1. An electromagnetic device for selecting needles in a circular knitting machine, wherein the device has a rotating needle cylinder, and wherein the device comprises:

a) a pusher jack for activating a corresponding needle, wherein said jack is housed and is slidable in a groove of the needle cylinder and wherein said jack has at least one pattern butt projecting therefrom;
b) a selection member for cooperating with said pattern butt for preventing said jack from activating its corresponding needle by moving into and out of engagement with said pattern butt, wherein said selection member comprises:
1) a cylinder with a bore therethrough, wherein said cylinder has a projection extending therefrom, and wherein said projection has a slot therethrough;
2) a rocker arm having a sleeve with a bore therethrough and a fin extending from said sleeve, wherein said rocker arm and said cylinder projection are substantially equal in width and said width is substantially less than the length of said cylinder, and wherein said sleeve is positioned within said cylinder bore and wherein said fin is adapted for cooperating with its corresponding pattern butt;
3) a rod extending through said sleeve bore so that said cylinder can pivot about said rod for moving said fin of said selection member into and out of engagement with its corresponding pattern butt of said jack;
c) actuating means for moving said selection member into and out of engagement with its corresponding pattern butt of said jack by cooperating with said cylinder projection of said selection member to selectively prevent said jack from activating its corresponding needle.

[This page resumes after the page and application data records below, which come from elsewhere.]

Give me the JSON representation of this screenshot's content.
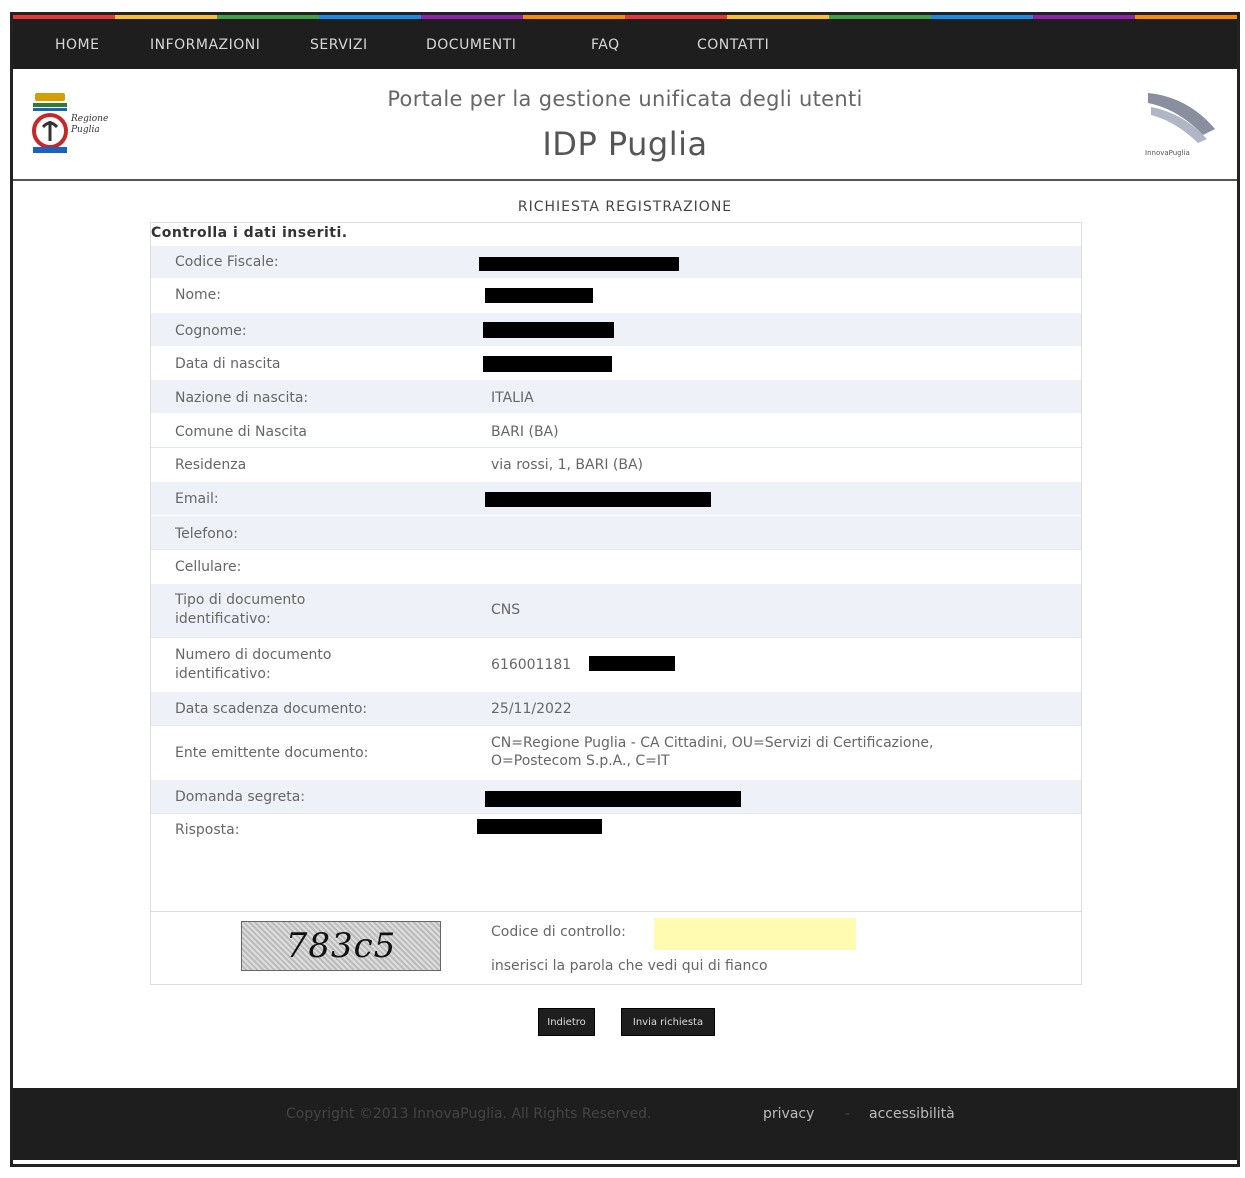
{
  "nav": {
    "items": [
      "HOME",
      "INFORMAZIONI",
      "SERVIZI",
      "DOCUMENTI",
      "FAQ",
      "CONTATTI"
    ]
  },
  "header": {
    "logo_left_text": "Regione Puglia",
    "subtitle": "Portale per la gestione unificata degli utenti",
    "title": "IDP Puglia",
    "logo_right_text": "InnovaPuglia"
  },
  "section_title": "RICHIESTA REGISTRAZIONE",
  "form": {
    "heading": "Controlla i dati inseriti.",
    "rows": [
      {
        "label": "Codice Fiscale:",
        "value": ""
      },
      {
        "label": "Nome:",
        "value": ""
      },
      {
        "label": "Cognome:",
        "value": ""
      },
      {
        "label": "Data di nascita",
        "value": ""
      },
      {
        "label": "Nazione di nascita:",
        "value": "ITALIA"
      },
      {
        "label": "Comune di Nascita",
        "value": "BARI (BA)"
      },
      {
        "label": "Residenza",
        "value": "via rossi, 1, BARI (BA)"
      },
      {
        "label": "Email:",
        "value": ""
      },
      {
        "label": "Telefono:",
        "value": ""
      },
      {
        "label": "Cellulare:",
        "value": ""
      },
      {
        "label": "Tipo di documento identificativo:",
        "value": "CNS"
      },
      {
        "label": "Numero di documento identificativo:",
        "value": "616001181"
      },
      {
        "label": "Data scadenza documento:",
        "value": "25/11/2022"
      },
      {
        "label": "Ente emittente documento:",
        "value": "CN=Regione Puglia - CA Cittadini, OU=Servizi di Certificazione, O=Postecom S.p.A., C=IT"
      },
      {
        "label": "Domanda segreta:",
        "value": ""
      },
      {
        "label": "Risposta:",
        "value": ""
      }
    ],
    "captcha": {
      "image_text": "783c5",
      "label": "Codice di controllo:",
      "hint": "inserisci la parola che vedi qui di fianco",
      "value": ""
    }
  },
  "buttons": {
    "back": "Indietro",
    "submit": "Invia richiesta"
  },
  "footer": {
    "copyright": "Copyright ©2013 InnovaPuglia. All Rights Reserved.",
    "privacy": "privacy",
    "separator": "-",
    "accessibility": "accessibilità"
  },
  "colors": {
    "nav_bg": "#1e1e1e",
    "row_alt_bg": "#eef2f8",
    "captcha_input_bg": "#fffbb0",
    "colorbar": [
      "#e53935",
      "#fbc02d",
      "#43a047",
      "#1e88e5",
      "#8e24aa",
      "#fb8c00",
      "#e53935",
      "#fbc02d",
      "#43a047",
      "#1e88e5",
      "#8e24aa",
      "#fb8c00"
    ]
  }
}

2. The device of claim 1 wherein said actuating means comprises:

a) a frame having two members extending opposite one another;
b) two permanent magnets, each positioned on said opposite frame members, wherein each of said magnets have a different polarity;
c) a pivot positioned within said frame;
d) a ferromagnetic shaft for pivoting about said frame pivot, wherein said ferromagnetic shaft extends between said magnets from said frame pivot to said cylinder projection, and wherein said ferromagnetic shaft is adapted to cooperate with said slot of said projection; and
e) an electric wire coiled about said ferromagnetic shaft so that when said wire conducts an electric current in one direction, said ferromagnetic shaft is attracted to one of said two magnets and when said wire conducts an electric current in an opposite direction, said ferromagnetic shaft is attracted to the other of said two magnets; so that when said ferromagnetic shaft is attracted to one of said two magnets said ferromagnetic shaft is adapted to move said cylinder projection for pivoting said rocker arm so that said selection member prevents said jack from activating its corresponding needle.

3. The device of claim 1 wherein said selection member comprises a polymer.

4. The device of claim 3 further comprising fibers, wherein said polymer is reinforced with said fibers.

5. The device of claim 2 further comprising a pair of stops adapted for preventing said ferromagnetic shaft from contacting said magnets.

6. The device of claim 1 further comprising a biasing means positioned about said rod for urging said cylinder in the direction of said needle cylinder rotation.

Referenced Cited
U.S. Patent Documents
3530686 September 1970 Martinetz
4856300 August 15, 1989 Lonati
4972686 November 27, 1990 Maruyama et al.
Foreign Patent Documents
0219029 April 1987 EPX
0279309 August 1988 EPX
1196791 July 1965 DEX
WO8100730 March 1981 WOX
2036811 July 1980 GBX
2213503 August 1989 GBX
Patent History
Patent number: 5095721
Type: Grant
Filed: May 4, 1990
Date of Patent: Mar 17, 1992
Assignee: Savio S.p.A. (Pordenone)
Inventor: Ettore Negri (Florence)
Primary Examiner: Werner H. Schroeder
Assistant Examiner: John J. Calvert
Law Firm: Shea & Gould
Application Number: 7/518,920
Current U.S. Class: And Pivoted Butt-engaging Member (66/221)
International Classification: D04B 1578;